When they opened their season with a 7-0 loss on home ice back in September, few, if any, would have given the Mississauga Steelheads much of a chance.
Gone from the previous season, among others, were the club’s leading scorer Alex Nylander and starting netminder Jack Flinn, so 2016-17 looked to be a rebuilding year. But, like any rebuilding team, troubles were expected. If their lopsided season-opening loss wasn’t enough, the Steelheads had suffered a nine-game losing streak in November and the following month, had the worst record in the entire Ontario Hockey League.
But, the new calendar year brought with it a new sense of promise for the Steelheads.
Los Angeles Kings prospect Jacob Moverare was new in town, so was Vili Saarijarvi, a puck-moving defenseman the Steelheads had acquired from the Flint Firebirds. Up front, captain Michael McLeod, Owen Tippett and Nathan Bastian were all looking good — and once, he returned from injury, Spencer Watson wasted no time showing off his natural scoring touch.
Suddenly, the Steelheads went 6-1 from Dec. 30 to Jan. 13 and 7-2 from Jan. 24 to Feb. 12 before reeling off 10 wins in their last 11 games before losing their regular-season finale. Just like that, the once-basement-dwelling Steelheads were Central Division champions.
This season, this writer has had the privilege of covering both of the Steelheads’ Kings prospects, the aforementioned Moverare and Watson. Yet, while the former is only in his rookie season, the latter, who turned 21 this week, is on the opposite end of his junior career as he hopes to win the J. Ross Robertson Cup — and maybe even a Memorial Cup next month — before turning pro. As for Moverare, though, he has come a long way since October, working vigorously to improve on his weak skating skills while adding more to his then-underwhelming physical game.
“You don’t see this very often,” Steelheads coach James Richmond told the Toronto Star last Sunday. “That movie, Major League, comes to mind. But really, when we lost nine in a row back in November there, we were close, we outshot teams, but we weren’t getting the breaks.”
While the Steelheads franchise did reach the Memorial Cup Final in 2011 as the Majors, the club were in the prestigious tournament as the host city, meaning that they did not have to go the distance in their own league’s playoffs to enter. So, this spring is a special one in Mississauga as the Steelheads have been celebrating unprecedented success since the beginning of the second round — where the franchise has not been before. But, after eliminating Ottawa and Oshawa, the Steelheads swept the East-leading Peterborough Petes to win their first Bobby Orr Trophy, igniting a brand new level of excitement for the city of Mississauga and their team’s loyal fanbase.
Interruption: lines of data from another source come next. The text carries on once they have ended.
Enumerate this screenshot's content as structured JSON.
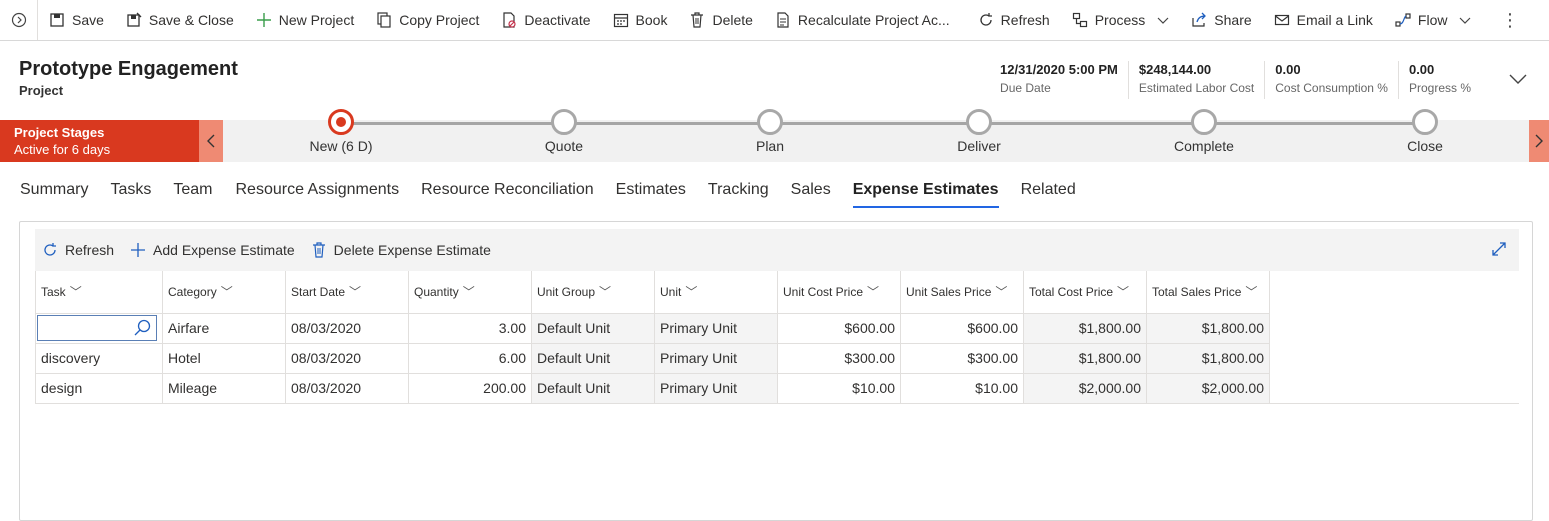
{
  "toolbar": {
    "items": [
      {
        "label": "Save",
        "icon": "save-icon"
      },
      {
        "label": "Save & Close",
        "icon": "save-close-icon"
      },
      {
        "label": "New Project",
        "icon": "plus-icon"
      },
      {
        "label": "Copy Project",
        "icon": "copy-icon"
      },
      {
        "label": "Deactivate",
        "icon": "deactivate-icon"
      },
      {
        "label": "Book",
        "icon": "calendar-icon"
      },
      {
        "label": "Delete",
        "icon": "trash-icon"
      },
      {
        "label": "Recalculate Project Ac...",
        "icon": "document-icon"
      },
      {
        "label": "Refresh",
        "icon": "refresh-icon"
      },
      {
        "label": "Process",
        "icon": "process-icon"
      },
      {
        "label": "Share",
        "icon": "share-icon"
      },
      {
        "label": "Email a Link",
        "icon": "email-icon"
      },
      {
        "label": "Flow",
        "icon": "flow-icon"
      }
    ],
    "more_label": "⋮"
  },
  "header": {
    "title": "Prototype Engagement",
    "entity": "Project",
    "fields": [
      {
        "value": "12/31/2020 5:00 PM",
        "label": "Due Date"
      },
      {
        "value": "$248,144.00",
        "label": "Estimated Labor Cost"
      },
      {
        "value": "0.00",
        "label": "Cost Consumption %"
      },
      {
        "value": "0.00",
        "label": "Progress %"
      }
    ]
  },
  "process": {
    "flag_title": "Project Stages",
    "flag_subtitle": "Active for 6 days",
    "stages": [
      {
        "label": "New  (6 D)",
        "active": true
      },
      {
        "label": "Quote",
        "active": false
      },
      {
        "label": "Plan",
        "active": false
      },
      {
        "label": "Deliver",
        "active": false
      },
      {
        "label": "Complete",
        "active": false
      },
      {
        "label": "Close",
        "active": false
      }
    ],
    "accent": "#d9391f"
  },
  "tabs": [
    "Summary",
    "Tasks",
    "Team",
    "Resource Assignments",
    "Resource Reconciliation",
    "Estimates",
    "Tracking",
    "Sales",
    "Expense Estimates",
    "Related"
  ],
  "selected_tab": "Expense Estimates",
  "grid": {
    "commands": [
      {
        "label": "Refresh",
        "icon": "refresh-icon"
      },
      {
        "label": "Add Expense Estimate",
        "icon": "plus-icon"
      },
      {
        "label": "Delete Expense Estimate",
        "icon": "trash-icon"
      }
    ],
    "columns": [
      "Task",
      "Category",
      "Start Date",
      "Quantity",
      "Unit Group",
      "Unit",
      "Unit Cost Price",
      "Unit Sales Price",
      "Total Cost Price",
      "Total Sales Price"
    ],
    "rows": [
      [
        "",
        "Airfare",
        "08/03/2020",
        "3.00",
        "Default Unit",
        "Primary Unit",
        "$600.00",
        "$600.00",
        "$1,800.00",
        "$1,800.00"
      ],
      [
        "discovery",
        "Hotel",
        "08/03/2020",
        "6.00",
        "Default Unit",
        "Primary Unit",
        "$300.00",
        "$300.00",
        "$1,800.00",
        "$1,800.00"
      ],
      [
        "design",
        "Mileage",
        "08/03/2020",
        "200.00",
        "Default Unit",
        "Primary Unit",
        "$10.00",
        "$10.00",
        "$2,000.00",
        "$2,000.00"
      ]
    ]
  }
}
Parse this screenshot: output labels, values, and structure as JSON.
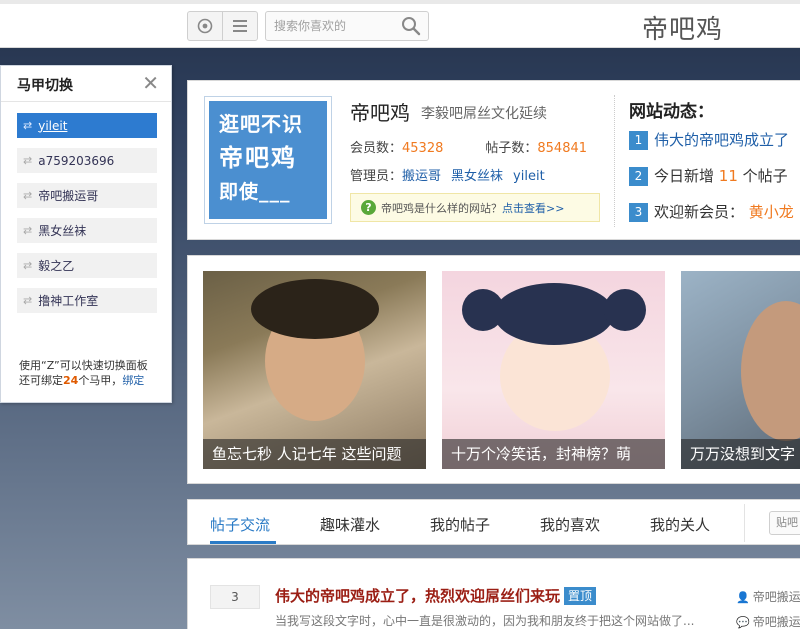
{
  "topbar": {
    "search_placeholder": "搜索你喜欢的",
    "site_logo": "帝吧鸡"
  },
  "panel": {
    "title": "马甲切换",
    "accounts": [
      {
        "label": "yileit",
        "active": true
      },
      {
        "label": "a759203696",
        "active": false
      },
      {
        "label": "帝吧搬运哥",
        "active": false
      },
      {
        "label": "黑女丝袜",
        "active": false
      },
      {
        "label": "毅之乙",
        "active": false
      },
      {
        "label": "撸神工作室",
        "active": false
      }
    ],
    "footer_line1": "使用“Z”可以快速切换面板",
    "footer_line2_prefix": "还可绑定",
    "footer_count": "24",
    "footer_line2_suffix": "个马甲，",
    "footer_link": "绑定"
  },
  "site": {
    "logo_line1": "逛吧不识",
    "logo_line2": "帝吧鸡",
    "logo_line3": "即使___",
    "name": "帝吧鸡",
    "slogan": "李毅吧屌丝文化延续",
    "members_label": "会员数：",
    "members_value": "45328",
    "posts_label": "帖子数：",
    "posts_value": "854841",
    "admins_label": "管理员：",
    "admins": [
      "搬运哥",
      "黑女丝袜",
      "yileit"
    ],
    "help_text": "帝吧鸡是什么样的网站？",
    "help_link": "点击查看>>"
  },
  "news": {
    "title": "网站动态：",
    "items": [
      {
        "num": "1",
        "text": "伟大的帝吧鸡成立了"
      },
      {
        "num": "2",
        "prefix": "今日新增",
        "count": "11",
        "suffix": "个帖子"
      },
      {
        "num": "3",
        "prefix": "欢迎新会员：",
        "user": "黄小龙"
      }
    ]
  },
  "photos": [
    {
      "caption": "鱼忘七秒 人记七年 这些问题"
    },
    {
      "caption": "十万个冷笑话，封神榜？萌"
    },
    {
      "caption": "万万没想到文字"
    }
  ],
  "tabs": {
    "items": [
      "帖子交流",
      "趣味灌水",
      "我的帖子",
      "我的喜欢",
      "我的关人"
    ],
    "active_index": 0,
    "search_placeholder": "贴吧"
  },
  "post": {
    "reply_count": "3",
    "title": "伟大的帝吧鸡成立了，热烈欢迎屌丝们来玩",
    "badge": "置顶",
    "excerpt": "当我写这段文字时，心中一直是很激动的，因为我和朋友终于把这个网站做了...",
    "author": "帝吧搬运",
    "last_reply": "帝吧搬运"
  },
  "colors": {
    "accent": "#2b7bc6",
    "highlight": "#f07a20",
    "post_title": "#9b1e14"
  }
}
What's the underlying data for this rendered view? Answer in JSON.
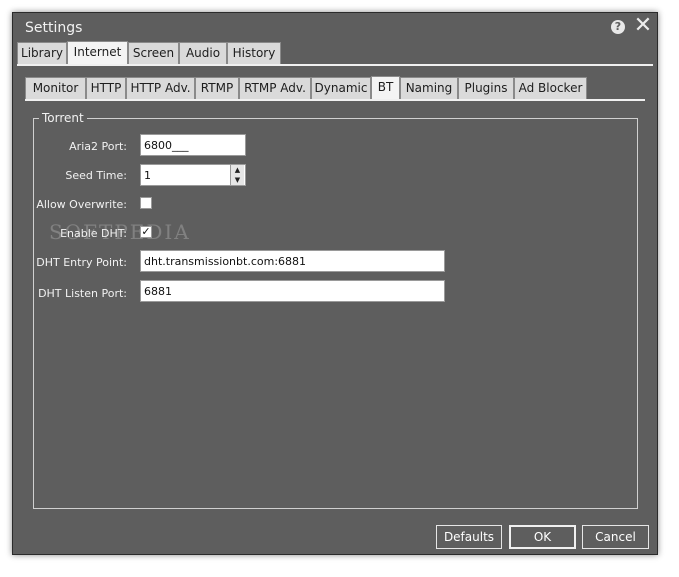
{
  "window": {
    "title": "Settings"
  },
  "main_tabs": [
    "Library",
    "Internet",
    "Screen",
    "Audio",
    "History"
  ],
  "main_tab_active": "Internet",
  "sub_tabs": [
    "Monitor",
    "HTTP",
    "HTTP Adv.",
    "RTMP",
    "RTMP Adv.",
    "Dynamic",
    "BT",
    "Naming",
    "Plugins",
    "Ad Blocker"
  ],
  "sub_tab_active": "BT",
  "torrent": {
    "group_label": "Torrent",
    "aria2_port_label": "Aria2 Port:",
    "aria2_port_value": "6800___",
    "seed_time_label": "Seed Time:",
    "seed_time_value": "1",
    "allow_overwrite_label": "Allow Overwrite:",
    "allow_overwrite_checked": false,
    "enable_dht_label": "Enable DHT:",
    "enable_dht_checked": true,
    "dht_entry_point_label": "DHT Entry Point:",
    "dht_entry_point_value": "dht.transmissionbt.com:6881",
    "dht_listen_port_label": "DHT Listen Port:",
    "dht_listen_port_value": "6881"
  },
  "watermark": "SOFTPEDIA",
  "buttons": {
    "defaults": "Defaults",
    "ok": "OK",
    "cancel": "Cancel"
  },
  "icons": {
    "help": "help-icon",
    "close": "close-icon",
    "checkmark": "checkmark-icon",
    "spin_up": "spin-up-icon",
    "spin_down": "spin-down-icon"
  },
  "colors": {
    "window_bg": "#5e5e5e",
    "tab_bg": "#dadada",
    "tab_active_bg": "#f4f4f4"
  }
}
It remains to be seen who the Steelheads will meet in the OHL Final but one thing is for certain: this is a team that is as determined as ever to book a trip to Windsor next month as they hope to finish what they started six years earlier.
But, one step at a time.